Your response should consist of one number, the count of lines below that contain "Change".

─── Task data

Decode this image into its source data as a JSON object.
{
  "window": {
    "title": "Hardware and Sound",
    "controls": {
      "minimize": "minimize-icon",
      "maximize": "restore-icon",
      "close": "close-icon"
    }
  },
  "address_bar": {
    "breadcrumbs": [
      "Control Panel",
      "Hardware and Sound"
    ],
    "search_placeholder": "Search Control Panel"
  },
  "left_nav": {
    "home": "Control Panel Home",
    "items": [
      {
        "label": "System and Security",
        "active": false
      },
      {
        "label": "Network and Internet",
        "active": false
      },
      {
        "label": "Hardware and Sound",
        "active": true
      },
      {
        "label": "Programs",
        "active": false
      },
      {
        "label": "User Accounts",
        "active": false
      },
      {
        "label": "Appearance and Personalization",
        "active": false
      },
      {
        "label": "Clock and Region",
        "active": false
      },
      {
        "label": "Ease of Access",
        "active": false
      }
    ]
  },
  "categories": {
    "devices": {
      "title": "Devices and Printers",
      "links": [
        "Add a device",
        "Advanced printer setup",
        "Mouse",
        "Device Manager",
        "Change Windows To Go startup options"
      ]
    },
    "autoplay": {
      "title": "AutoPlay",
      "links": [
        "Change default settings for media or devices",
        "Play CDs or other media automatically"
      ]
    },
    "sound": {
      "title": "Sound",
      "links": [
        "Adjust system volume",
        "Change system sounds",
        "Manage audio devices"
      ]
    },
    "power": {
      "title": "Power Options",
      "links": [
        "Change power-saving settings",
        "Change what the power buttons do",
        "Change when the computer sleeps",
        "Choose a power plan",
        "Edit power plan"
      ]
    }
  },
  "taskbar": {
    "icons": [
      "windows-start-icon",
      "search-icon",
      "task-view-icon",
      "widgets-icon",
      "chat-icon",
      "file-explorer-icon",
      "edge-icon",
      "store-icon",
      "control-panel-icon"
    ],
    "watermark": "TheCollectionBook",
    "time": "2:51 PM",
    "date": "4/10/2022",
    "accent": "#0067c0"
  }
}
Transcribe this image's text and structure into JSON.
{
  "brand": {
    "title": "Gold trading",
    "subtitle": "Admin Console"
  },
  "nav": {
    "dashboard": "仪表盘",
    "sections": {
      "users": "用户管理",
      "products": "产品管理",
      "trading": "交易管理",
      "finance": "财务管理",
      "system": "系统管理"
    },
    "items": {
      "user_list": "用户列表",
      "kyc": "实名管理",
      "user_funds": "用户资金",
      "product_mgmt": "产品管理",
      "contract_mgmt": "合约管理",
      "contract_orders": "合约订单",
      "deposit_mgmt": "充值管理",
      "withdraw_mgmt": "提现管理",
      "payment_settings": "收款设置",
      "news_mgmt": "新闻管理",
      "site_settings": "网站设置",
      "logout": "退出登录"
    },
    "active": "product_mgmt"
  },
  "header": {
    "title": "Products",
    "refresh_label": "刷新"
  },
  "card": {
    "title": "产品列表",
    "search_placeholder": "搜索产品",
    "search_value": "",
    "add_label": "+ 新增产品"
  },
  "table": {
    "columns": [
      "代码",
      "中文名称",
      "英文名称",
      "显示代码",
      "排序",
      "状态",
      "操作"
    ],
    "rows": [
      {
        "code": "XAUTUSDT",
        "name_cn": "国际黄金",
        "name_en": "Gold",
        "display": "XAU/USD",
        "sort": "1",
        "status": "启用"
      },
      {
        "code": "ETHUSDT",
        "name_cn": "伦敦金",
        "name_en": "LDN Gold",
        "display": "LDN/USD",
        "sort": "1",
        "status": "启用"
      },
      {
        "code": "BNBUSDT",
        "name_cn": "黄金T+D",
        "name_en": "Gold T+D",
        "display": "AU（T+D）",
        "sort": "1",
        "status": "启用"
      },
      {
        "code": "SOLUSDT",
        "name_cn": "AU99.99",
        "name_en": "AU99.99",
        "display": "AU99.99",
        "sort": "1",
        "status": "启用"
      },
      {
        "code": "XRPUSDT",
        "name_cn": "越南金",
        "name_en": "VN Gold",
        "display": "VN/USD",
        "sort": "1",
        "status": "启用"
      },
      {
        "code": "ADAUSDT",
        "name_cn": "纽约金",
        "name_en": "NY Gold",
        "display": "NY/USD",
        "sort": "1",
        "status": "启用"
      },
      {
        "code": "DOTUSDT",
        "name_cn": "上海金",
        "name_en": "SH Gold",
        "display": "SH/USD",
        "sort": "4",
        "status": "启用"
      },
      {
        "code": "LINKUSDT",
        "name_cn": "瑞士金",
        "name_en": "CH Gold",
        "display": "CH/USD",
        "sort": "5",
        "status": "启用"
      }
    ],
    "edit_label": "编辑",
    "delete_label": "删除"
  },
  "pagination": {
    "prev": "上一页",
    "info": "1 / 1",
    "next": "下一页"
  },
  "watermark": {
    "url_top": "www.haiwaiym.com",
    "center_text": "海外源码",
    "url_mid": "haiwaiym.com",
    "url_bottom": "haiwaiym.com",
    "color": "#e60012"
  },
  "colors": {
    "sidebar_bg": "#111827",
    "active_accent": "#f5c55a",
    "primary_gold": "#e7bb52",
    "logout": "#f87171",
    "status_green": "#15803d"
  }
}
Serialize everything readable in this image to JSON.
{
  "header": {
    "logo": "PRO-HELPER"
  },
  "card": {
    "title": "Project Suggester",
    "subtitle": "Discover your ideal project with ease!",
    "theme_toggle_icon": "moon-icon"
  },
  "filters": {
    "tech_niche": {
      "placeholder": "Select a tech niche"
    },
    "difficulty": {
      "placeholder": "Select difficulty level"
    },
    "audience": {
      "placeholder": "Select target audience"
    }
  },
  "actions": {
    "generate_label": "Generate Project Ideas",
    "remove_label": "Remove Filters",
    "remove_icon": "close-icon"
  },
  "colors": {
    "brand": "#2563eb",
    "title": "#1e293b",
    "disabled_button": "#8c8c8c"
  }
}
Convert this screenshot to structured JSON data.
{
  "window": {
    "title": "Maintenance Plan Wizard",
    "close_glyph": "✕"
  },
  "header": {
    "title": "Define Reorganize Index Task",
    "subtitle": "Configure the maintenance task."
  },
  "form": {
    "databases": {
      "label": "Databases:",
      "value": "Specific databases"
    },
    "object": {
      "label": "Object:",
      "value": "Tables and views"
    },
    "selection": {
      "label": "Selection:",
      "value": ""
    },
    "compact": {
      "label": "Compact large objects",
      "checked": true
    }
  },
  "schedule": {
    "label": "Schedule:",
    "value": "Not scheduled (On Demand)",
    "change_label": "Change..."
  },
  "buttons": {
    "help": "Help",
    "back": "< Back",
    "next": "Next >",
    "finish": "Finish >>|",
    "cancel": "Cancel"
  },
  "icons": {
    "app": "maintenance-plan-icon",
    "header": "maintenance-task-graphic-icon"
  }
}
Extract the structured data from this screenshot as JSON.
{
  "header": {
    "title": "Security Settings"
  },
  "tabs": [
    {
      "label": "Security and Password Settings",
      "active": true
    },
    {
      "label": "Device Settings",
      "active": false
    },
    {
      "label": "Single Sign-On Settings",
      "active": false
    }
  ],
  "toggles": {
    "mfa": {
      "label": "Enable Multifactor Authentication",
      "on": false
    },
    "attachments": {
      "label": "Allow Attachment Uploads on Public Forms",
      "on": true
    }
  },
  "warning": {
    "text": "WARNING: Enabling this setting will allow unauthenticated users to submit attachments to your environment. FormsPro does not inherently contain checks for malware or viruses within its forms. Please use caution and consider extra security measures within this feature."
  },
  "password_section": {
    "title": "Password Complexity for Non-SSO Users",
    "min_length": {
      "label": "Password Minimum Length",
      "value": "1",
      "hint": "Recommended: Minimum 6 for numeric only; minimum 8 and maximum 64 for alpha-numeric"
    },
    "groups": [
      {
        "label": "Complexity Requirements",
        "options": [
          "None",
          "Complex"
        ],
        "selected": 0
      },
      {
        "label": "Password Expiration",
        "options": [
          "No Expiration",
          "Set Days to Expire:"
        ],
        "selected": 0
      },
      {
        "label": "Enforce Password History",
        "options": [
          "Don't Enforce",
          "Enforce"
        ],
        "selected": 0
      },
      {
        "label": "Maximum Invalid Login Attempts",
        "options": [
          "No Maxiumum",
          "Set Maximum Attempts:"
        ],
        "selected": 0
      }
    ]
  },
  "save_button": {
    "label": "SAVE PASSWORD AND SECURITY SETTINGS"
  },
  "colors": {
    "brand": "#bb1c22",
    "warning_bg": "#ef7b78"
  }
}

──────

- [Response to the task] 7